“He’s an extremely athletic player,” Patricia said. “Even if you go back to the Washington game where you can say he wasn’t moving as well, but he still scrambled and ran for first downs on third down and no one could catch him. So this guy is very, very dangerous when he’s out in space. This guy can make and create a lot of plays, not only with his arms but with his legs.”

Lions defensive coordinator Paul Pasqualoni said it’s important the Lions keep Rodgers in the pocket Sunday because he’s one of the best in the NFL at extending plays with his mobility.

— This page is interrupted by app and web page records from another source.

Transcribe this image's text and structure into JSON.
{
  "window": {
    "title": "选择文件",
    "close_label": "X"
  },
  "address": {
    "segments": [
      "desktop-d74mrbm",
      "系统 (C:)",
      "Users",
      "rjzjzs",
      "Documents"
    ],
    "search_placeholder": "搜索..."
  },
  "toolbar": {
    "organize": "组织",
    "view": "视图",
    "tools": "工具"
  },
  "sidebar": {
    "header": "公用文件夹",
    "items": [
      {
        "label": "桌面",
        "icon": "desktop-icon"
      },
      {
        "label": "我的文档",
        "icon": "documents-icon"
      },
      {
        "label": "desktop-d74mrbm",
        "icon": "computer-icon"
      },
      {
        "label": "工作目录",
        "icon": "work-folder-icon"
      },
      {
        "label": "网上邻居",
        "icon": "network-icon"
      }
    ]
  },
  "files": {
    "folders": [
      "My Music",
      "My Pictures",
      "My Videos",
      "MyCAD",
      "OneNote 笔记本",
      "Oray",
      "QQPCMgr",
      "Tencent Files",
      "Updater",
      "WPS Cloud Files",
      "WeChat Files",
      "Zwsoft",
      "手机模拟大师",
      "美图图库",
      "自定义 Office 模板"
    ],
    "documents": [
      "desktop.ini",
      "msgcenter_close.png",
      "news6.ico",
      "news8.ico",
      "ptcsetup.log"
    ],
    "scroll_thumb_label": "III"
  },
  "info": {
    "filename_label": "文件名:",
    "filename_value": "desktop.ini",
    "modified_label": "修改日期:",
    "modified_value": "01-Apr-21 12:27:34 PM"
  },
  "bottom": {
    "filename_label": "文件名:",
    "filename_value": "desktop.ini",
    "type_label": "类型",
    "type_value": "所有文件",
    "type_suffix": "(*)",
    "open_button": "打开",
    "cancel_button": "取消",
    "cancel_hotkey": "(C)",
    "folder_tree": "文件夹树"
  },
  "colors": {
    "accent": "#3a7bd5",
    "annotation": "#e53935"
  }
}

“I know that he was hurt in the first game against the Chicago Bears, but as you evaluate the film, especially last week’s film against Buffalo, he’s moving extremely well,” Pasqualoni said. “He’s playing at a very, very  high level. He’s running the ball. He’s doing everything that he’s always done and he’s doing it very well. So I think we have to be prepared for Aaron Rodgers to come in here, we got to be prepared for his best shot cause that’s what we’ll expect to get.”

More carries for Kerryon?

Lions offensive coordinator Jim Bob Cooter declined to wade into the discussion about whether rookie running back Kerryon Johnson was used enough in last week’s loss to the Dallas Cowboys.

Johnson, the Lions’ best running back this year, played just 20 of a possible 54 snaps against the Cowboys. He broke a 32-yard run on the game’s first play, but finished with only 10 offensive touches.

More: Kerryon Johnson is Lions’ best RB. Time to act like it

“Number of touches and all that stuff’s not really something I’m going deep down the path of,” Cooter said. “Every game’s a little different. You don’t know situationally what’s going to happen with each game from a rep perspective, from a situational perspective, from a matchup perspective. The ultimate goal is to win the game. That’s the goal each week. That’s what we put all our thought into, all our work into and that’s the emphasis for us.”

Johnson leads the Lions with 216 yards rushing through four games but is averaging just 12 touches a week between carries and receptions. Cooter would not say what an ideal workload is for the 204-pound rookie.

“I’m still not going to go down the path of like an ideal workload or a sort of number of touches type of thought process,” he said “We’re going to keep that in house. I think that’s kind of strategic information we’d like to hang onto.”

Hand me down

Patricia would not confirm an NFL Network report that safety Quandre Diggs broke his hand against the Cowboys.

Diggs missed the entire fourth quarter with the injury, and with Tavon Wilson sidelined with a back problem, the Lions used rookie Tracy Walker in his place.

It’s unclear how much time Diggs will miss because of the injury or if he’ll be able to play with his hand in a cast.

“Everybody’s really different with different injuries that everybody has,” Patricia said. “There’s probably cases of players throughout the history of the league playing with different broken body parts. I’m pretty sure I remember a linebacker from Pittsburgh back in the ’70s who broke his leg by the name of Jack Youngblood and I think he played with that at one point, too. So I really have no idea as far as that’s concerned with all the different players.”

Contact Dave Birkett: Follow him on Twitter @davebirkett. Download our Lions Xtra app for free on Apple and Android!